Are you kidding? My kid? My kid was made for camp.
She just wrapped up her third summer at camp. She was gone a full month at the age of 9. This year the timing worked out for us to attend the visitor’s day. I don’t know if camp (overnight or otherwise) is right for every child. I know it’s great for our oldest, but I thought it would be a good idea for our less extroverted younger child to see the camp before we ship her off next summer; and I admit I was really curious to see what camp life was like. Why did she love it so much? Did I miss out on something in my childhood? Is it the type of experience away from home or more simply about the time away from home?

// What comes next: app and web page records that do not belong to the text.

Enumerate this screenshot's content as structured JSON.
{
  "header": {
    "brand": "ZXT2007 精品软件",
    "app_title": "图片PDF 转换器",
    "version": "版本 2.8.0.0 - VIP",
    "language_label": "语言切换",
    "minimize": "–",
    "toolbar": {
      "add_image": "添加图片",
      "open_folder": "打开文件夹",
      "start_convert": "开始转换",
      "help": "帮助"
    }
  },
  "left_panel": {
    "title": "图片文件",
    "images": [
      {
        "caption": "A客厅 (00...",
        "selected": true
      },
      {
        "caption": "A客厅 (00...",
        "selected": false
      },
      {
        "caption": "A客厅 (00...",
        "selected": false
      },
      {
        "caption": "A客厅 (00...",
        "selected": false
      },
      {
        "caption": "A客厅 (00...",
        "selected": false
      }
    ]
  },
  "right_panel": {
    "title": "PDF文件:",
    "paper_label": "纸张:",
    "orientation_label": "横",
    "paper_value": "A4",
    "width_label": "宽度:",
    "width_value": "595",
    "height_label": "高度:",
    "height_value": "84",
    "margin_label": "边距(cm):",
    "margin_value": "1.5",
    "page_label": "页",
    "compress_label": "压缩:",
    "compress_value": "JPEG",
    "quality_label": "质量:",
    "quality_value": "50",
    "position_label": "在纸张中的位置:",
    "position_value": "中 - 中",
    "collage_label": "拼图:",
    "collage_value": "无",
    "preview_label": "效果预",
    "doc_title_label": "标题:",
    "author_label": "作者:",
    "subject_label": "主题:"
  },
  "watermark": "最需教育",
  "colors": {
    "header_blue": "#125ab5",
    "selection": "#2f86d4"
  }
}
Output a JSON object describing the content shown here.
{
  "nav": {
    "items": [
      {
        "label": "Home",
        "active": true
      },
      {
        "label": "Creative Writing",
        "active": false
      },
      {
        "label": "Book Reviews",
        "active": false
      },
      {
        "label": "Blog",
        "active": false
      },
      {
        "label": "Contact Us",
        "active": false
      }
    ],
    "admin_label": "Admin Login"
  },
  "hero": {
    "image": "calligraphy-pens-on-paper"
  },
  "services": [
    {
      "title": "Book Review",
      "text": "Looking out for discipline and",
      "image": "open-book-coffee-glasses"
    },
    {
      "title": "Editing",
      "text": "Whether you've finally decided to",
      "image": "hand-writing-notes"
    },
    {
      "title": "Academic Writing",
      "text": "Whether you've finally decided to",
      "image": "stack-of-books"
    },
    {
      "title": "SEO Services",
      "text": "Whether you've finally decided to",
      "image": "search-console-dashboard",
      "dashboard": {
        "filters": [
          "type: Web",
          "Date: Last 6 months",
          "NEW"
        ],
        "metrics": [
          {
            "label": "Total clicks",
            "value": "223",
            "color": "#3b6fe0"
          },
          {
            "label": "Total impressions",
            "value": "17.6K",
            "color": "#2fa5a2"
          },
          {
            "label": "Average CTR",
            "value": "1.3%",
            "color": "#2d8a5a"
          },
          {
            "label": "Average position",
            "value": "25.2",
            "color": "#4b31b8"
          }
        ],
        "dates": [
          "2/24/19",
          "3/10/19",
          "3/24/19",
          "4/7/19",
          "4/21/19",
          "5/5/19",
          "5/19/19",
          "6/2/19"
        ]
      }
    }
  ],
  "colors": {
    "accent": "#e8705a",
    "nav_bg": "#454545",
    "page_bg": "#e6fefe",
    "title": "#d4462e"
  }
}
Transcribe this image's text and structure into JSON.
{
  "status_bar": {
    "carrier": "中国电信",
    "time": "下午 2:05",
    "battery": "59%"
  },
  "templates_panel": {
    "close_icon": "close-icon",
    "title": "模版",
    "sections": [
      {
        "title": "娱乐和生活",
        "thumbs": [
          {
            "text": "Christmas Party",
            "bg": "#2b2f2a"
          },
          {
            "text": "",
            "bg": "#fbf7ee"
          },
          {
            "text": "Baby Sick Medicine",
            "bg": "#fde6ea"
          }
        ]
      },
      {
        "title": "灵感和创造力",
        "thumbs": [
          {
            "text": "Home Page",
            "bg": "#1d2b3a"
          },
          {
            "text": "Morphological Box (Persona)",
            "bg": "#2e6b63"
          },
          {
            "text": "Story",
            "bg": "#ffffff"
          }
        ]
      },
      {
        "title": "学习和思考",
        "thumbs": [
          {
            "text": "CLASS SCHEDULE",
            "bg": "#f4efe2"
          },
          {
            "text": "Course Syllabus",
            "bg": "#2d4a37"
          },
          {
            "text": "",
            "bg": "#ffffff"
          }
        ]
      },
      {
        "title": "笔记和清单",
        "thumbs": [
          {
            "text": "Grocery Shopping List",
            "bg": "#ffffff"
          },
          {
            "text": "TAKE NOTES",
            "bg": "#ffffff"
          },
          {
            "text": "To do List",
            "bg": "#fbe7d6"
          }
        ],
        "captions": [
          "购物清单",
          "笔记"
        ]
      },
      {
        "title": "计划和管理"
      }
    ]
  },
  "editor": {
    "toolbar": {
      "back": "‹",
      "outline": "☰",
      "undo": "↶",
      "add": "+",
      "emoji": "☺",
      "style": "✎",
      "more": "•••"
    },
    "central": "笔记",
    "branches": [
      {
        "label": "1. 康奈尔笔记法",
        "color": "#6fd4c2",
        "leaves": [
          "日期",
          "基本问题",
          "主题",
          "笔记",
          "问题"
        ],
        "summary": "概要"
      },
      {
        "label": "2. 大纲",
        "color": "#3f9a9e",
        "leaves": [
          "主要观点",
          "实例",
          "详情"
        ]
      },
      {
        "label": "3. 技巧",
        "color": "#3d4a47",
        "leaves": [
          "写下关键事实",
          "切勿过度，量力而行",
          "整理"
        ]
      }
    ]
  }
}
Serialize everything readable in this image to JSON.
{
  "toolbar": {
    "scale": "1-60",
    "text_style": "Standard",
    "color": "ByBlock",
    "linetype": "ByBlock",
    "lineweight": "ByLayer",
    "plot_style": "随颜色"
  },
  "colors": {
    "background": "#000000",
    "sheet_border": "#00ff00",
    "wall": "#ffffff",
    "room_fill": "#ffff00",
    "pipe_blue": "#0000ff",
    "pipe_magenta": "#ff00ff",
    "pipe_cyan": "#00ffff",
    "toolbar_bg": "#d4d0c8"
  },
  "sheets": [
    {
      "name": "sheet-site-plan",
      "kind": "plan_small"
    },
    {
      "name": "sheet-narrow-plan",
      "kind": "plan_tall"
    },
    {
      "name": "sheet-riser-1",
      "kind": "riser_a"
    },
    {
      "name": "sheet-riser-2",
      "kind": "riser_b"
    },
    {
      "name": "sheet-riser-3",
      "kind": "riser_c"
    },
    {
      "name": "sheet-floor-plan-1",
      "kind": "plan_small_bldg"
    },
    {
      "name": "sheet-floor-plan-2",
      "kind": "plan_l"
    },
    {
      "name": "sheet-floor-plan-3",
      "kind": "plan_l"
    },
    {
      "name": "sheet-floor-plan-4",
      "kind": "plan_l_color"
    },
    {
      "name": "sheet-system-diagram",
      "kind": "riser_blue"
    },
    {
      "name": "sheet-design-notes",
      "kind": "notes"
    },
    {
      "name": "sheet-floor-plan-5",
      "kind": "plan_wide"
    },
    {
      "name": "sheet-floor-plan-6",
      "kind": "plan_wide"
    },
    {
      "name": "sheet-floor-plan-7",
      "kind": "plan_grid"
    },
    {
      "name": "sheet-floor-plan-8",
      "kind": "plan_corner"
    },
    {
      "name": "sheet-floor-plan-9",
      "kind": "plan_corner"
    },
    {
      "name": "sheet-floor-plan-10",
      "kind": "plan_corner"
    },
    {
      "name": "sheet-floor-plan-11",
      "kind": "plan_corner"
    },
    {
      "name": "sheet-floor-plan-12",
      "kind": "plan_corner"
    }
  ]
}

We arrived halfway through lunch (we took an unplanned scenic route at the end), and I was immediately overwhelmed by the noise and people. While we frantically shoveled in what was left of the buffet lunch, they began after meal prayers. I was taken aback by the enthusiasm with which they were sung. While I’m sure it’s not true, I felt like the only person in the room unfamiliar with these prayers. I was happy to still have food to focus on.
After lunch our daughter took us on a mile-a-minute tour of her second home. We heard about the structure of their day. Arts, physical fitness, Jewish education, family style meals and lots and lots of bonding. She greeted and hugged other campers and counselors the way I’ve seen actors work a room at a cast party. I looked around for the lone kid sitting and reading that I could identify with. I saw a few here and there, but for the most part everyone seemed happy to be there moving from activity to activity. My daughter informs me there is an hour of quiet time daily, but it’s still scheduled down time. Is this just a generation thing and my age is starting to show?
My husband had the glint of wishing in his eye as we wandered around the camp. Like my oldest, he’s quick to pick up conversation with a stranger, make room at a communal meal, or invite others to join in on whatever the fun of the moment is. He feels happy and calm in nature. I am always on alert for bugs.
I kept looking at my younger child to see if she seemed excited or overwhelmed. We decided to spend our free time swimming. I stayed on the shore chatting with parents I know from home while my husband and the kids went into the still chilly water. She wasn’t fazed at all by her first lake swimming experience and I found myself biting my tongue to not encourage the fear or wariness I would have felt at her age. Let’s face it, I’m still wary of all the kumbaya of camp. By the time dinner was over I was happy to be heading home and felt like a scrooge for it.
She’s been home two weeks now and there is still the occasional lament that she’d rather be at camp. After a month at camp with no screens at all, she was only slightly annoyed when informed we had made the decision the entire family would not watch TV for the month of July and the children only get one hour a day on the computer. She has also come home with more willingness to accept that our family runs best when everyone participates. The day she came home I announced she was now officially in charge of feeding the cats. With no complaint, she has taken over the task with never more than a single reminder. She makes her bed most mornings out of habit from camp and there is SLIGHTLY less argument about showers and grooming habits in general. Her eyes light up when she tells me about the singing lessons she had at camp and the thrill of singing in front of the entire camp.
She’s already registered for summer 2018.